File Photo: People chant slogans during a protest in Khartoum, Sudan, Saturday, Oct. 30, 2021. AP
According to a tweet by NetBlocks, the disruption is now in its eighteenth day and represents an ``ongoing impediment'' to democracy and human rights. A Sudanese court ruled on Wednesday, ordering the country's three main telecommunications providers to restore internet access. However, authorities have not shown any sign yet of carrying out that order.
Internet disruptions have become common in Sudan since nationwide protests erupted in late 2018, leading to the military's removal of longtime autocrat Omar al-Bashir in April 2019. In an attempt at the time to quell protests, authorities disrupted social media for 68 days, according to the London-based NetBlocks.
On Oct. 25, the Sudanese military seized power, dissolving the country's transitional government and detaining more than 100 government officials and political leaders, along with a large number of protesters and activists.
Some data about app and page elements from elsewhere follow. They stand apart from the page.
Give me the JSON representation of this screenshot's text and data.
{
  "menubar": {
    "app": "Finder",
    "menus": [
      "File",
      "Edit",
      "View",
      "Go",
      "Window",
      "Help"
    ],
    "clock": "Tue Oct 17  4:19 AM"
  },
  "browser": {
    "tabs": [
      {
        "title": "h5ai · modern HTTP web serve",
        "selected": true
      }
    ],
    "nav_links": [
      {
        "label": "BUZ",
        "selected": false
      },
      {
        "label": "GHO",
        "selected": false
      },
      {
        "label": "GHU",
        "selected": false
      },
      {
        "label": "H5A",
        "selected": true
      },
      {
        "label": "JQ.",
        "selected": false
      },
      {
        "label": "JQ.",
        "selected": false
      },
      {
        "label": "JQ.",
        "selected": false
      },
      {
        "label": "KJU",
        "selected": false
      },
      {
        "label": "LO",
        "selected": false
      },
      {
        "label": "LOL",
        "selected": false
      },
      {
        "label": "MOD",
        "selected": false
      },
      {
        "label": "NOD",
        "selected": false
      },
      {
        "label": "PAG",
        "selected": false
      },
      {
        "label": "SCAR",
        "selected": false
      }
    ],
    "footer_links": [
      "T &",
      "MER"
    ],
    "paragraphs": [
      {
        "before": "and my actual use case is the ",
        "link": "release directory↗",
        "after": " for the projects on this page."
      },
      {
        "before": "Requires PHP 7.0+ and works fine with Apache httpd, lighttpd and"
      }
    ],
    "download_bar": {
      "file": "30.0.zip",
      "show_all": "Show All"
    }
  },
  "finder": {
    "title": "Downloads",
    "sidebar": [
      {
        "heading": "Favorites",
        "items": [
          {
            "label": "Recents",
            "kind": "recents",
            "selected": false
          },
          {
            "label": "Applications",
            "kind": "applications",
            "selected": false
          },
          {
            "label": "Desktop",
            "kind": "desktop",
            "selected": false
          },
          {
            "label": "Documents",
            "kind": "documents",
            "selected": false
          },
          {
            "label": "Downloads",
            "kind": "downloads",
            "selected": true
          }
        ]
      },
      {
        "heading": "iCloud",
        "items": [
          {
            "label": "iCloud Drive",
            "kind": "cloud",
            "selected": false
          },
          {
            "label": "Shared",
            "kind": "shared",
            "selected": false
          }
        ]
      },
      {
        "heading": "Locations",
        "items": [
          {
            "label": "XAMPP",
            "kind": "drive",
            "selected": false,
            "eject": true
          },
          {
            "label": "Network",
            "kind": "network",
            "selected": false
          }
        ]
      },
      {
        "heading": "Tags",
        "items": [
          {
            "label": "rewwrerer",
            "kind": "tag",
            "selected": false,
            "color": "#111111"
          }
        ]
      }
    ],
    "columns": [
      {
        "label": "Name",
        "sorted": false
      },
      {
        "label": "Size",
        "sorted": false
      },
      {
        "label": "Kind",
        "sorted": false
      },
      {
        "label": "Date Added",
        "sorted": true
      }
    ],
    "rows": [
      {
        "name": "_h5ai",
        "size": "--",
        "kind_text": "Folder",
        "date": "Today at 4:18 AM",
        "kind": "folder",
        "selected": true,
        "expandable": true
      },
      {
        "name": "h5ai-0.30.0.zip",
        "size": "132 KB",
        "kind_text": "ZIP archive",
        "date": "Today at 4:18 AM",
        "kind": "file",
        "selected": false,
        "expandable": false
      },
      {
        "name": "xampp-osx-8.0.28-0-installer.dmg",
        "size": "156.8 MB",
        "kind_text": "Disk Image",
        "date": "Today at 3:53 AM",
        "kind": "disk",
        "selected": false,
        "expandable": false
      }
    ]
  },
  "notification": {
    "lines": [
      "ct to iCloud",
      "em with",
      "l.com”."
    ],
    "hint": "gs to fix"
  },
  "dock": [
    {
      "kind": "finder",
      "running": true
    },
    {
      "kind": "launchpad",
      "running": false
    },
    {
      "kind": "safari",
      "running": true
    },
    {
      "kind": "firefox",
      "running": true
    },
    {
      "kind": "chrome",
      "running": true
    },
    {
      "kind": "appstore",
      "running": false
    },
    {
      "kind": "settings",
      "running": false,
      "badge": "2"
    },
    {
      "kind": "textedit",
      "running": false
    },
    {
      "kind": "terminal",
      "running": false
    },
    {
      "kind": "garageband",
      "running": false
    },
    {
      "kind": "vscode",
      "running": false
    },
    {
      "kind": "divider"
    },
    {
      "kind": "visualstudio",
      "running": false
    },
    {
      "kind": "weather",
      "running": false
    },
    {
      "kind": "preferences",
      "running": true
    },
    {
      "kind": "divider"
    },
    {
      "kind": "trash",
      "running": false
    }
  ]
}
Almost all still remain in custody. The army also placed the country's prime minister, Abdalla Hamdok, under house arrest at his residence in the capital of Khartoum.
Since the takeover, at least 14 anti-military takeover protesters have been killed due to excessive force used by the country's security forces, according to Sudanese doctors and the United Nations. The military takeover has been condemned by the U.N., the United States and the European Union which have been urging the generals to restore a military-civilian transitional government. Mediation efforts are ongoing to resolve the crisis.
On Wednesday, U.N. spokesman Stephane Dujarric said that U.N. Special Representative for Sudan Volker Perthes met the previous day with the head of the Sudanese military, Gen. Abdel-Fattah Burhan.
In the talks, the special representative urged for `a return to the transitional partnership`` and appealed on the military ``to exercise restraint and to take de-escalation measures, including freeing all those people who have been detained and the prime minister who remains under house detention,`` said Dujarric.
Dujarric also said the U.N. Secretary General Antonio Guterres spoke with the ousted premier, Hamdok, earlier in the week.